Bill Ackman is still betting on zero.
The billionaire activist, whose hedge fund Pershing Square unveiled a $1 billion short position against Herbalife (HLF) in December 2012, said Wednesday that Herbalife's business model is finally on a track to "disappear" as its distributors begin to flee what is quickly "becoming the least attractive multilevel marketing company to work for."
On an earnings call with Pershing investors, Ackman said that Friday's ruling by the Federal Trade Commission against Herbalife -- which included a $200 million fine as well as mandates for the nutrition-products distributor to restructure its recruiting and sales businesses -- has effectively shut the company down -- investors just haven't realized it yet.
"They are trying to manipulate the stock price higher," Ackman said of Herbalife's interpretation of the ruling as a vindication, characterizing it as a deliberate fabrication meant to prevent Herablife's "single biggest concern": distributor flight.
The new rules that the FTC will begin mandating as soon as the FTC injunction is officially filed will require 80% of Herbalife product sales to be "comprised of sales to legitimate end-users," which Ackman says will substantially disrupt the current practice of distributors buying products for purposes of moving up the compensation structure Herbalife has established. "Basically people are eating the product because they can't sell it."
Source: Pershing Square investor presentation

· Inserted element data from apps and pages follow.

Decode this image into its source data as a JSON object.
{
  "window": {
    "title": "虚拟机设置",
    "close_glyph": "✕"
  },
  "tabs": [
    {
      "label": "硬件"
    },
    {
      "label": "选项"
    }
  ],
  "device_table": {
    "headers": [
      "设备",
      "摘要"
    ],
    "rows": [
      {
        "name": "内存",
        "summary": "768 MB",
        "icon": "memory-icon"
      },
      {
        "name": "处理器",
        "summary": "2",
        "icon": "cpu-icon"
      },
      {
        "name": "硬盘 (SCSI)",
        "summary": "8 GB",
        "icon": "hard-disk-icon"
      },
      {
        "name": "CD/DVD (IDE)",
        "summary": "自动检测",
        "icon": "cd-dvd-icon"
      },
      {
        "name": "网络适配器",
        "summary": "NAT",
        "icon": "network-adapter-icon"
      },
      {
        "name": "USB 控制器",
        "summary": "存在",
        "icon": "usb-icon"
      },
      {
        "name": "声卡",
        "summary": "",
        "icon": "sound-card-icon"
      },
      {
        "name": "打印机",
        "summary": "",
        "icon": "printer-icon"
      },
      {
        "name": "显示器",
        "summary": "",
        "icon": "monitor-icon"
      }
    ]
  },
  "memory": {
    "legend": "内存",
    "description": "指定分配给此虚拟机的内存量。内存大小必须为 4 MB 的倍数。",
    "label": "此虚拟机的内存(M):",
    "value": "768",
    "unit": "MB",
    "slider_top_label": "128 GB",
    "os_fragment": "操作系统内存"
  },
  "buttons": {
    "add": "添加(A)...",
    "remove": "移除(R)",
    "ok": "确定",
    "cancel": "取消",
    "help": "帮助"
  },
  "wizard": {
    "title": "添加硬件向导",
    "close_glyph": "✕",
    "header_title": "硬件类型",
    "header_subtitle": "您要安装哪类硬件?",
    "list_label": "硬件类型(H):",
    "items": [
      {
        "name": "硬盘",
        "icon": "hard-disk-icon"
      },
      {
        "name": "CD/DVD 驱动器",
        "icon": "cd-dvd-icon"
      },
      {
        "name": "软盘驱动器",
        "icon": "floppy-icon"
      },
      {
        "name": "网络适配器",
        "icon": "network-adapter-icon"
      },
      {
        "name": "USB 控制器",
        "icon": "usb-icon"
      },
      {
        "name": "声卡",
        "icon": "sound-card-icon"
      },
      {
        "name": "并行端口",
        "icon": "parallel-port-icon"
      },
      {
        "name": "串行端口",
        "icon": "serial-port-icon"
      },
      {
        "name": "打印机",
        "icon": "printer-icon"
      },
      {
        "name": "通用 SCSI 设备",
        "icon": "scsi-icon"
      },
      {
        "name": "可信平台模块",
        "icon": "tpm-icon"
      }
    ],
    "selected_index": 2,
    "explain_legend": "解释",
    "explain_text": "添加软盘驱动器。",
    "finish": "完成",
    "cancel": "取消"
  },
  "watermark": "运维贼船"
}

And Carl Icahn, the billionaire who has long been a thorn in Ackman's side throughout his more-than-three-year battle against Herbalife, has also played a role in propping up the shares by misinterpreting the FTC ruling Friday to quell investor concern, Ackman said. (HLF rose as much as 20% in Friday trading.)
Icahn, who has been long Herbalife shares throughout Ackman's campaign to pull Herbalife stock to "zero," released a statement Friday saying Herbalife is now officially "not a pyramid scheme" and that "the cloud over Herbalife is gone." Icahn also announced that he is now allowed to purchase up to 35% of Herbalife's shares, from a current limit of 25% of the company's market cap. The change in ownership effectively allows Icahn to add roughly 15 million shares to his current position of about 17 million.
"I don't believe Carl Icahn intends to buy more Herbalife," Ackman said on Wednesday's call, noting the FTC was quick to rebuff Icahn's statements in a Friday morning news conference, saying that interpretation of the ruling as Herbalife is not a pyramid scheme is an inaccurate takeaway of the decision.
Herbalife shares have climbed about 138% since their December 2012 trough, which Ackman attributes in large part to Icahn's bullish stance on Herbalife over the period. Icahn was quick to accumulate 13% of Herbalife's market cap just two months after Ackman's 2012 short was announced, after which he and Ackman began to engage in heated exchanges over the firm's true value.
Meanwhile, Ackman also criticized Herablife CEO Michael Johnson for trying to instill confidence in shareholders and distributors prior to the FTC morning conference on Friday, with Johnson calling the settlement "really good news," and adding "we are confident that we are well positioned for the future."
Ackman also noted on his call with investors Wednesday that Herbalife will have to meaningfully change the way it markets its business to prospective distributors by ceasing to illustrate the lifestyles of Herbalife employees as Ferrari-driving millionaires pictured outside waterfront mansions. Ackman said the FTC settlement will open the door to further regulation in international markets, as well as to private litigation.
"Forget the regulators, think about the private-plaintiff law firms and the opportunities they have," Ackman said on the call, emphasizing that new pressures will likely cause distributors to flee "until the business disappears."
Throughout Ackman's longstanding battle with Herbalife, the company has sometimes fired back, calling Ackman a "Wall Street gambler" who made a "reckless bet." Meanwhile, for the past several months, Ackman has been expanding a Pershing-sponsored Web series focused on what he calls Herbalife's "victims." The videos are often cast against black backdrops with ominous music, as former Herbalife vendors recount financial and social collapses that they attribute to misinformation and pressure levied by Herbalife.
"We believe this is a massively overvalued company," Ackman concluded in his Wednesday presentation. "The company may have bought itself a few days or weeks or months...but the FTC is not going to be happy by the way the company has characterized the facts," he said, noting that "a fraudulent business will not survive."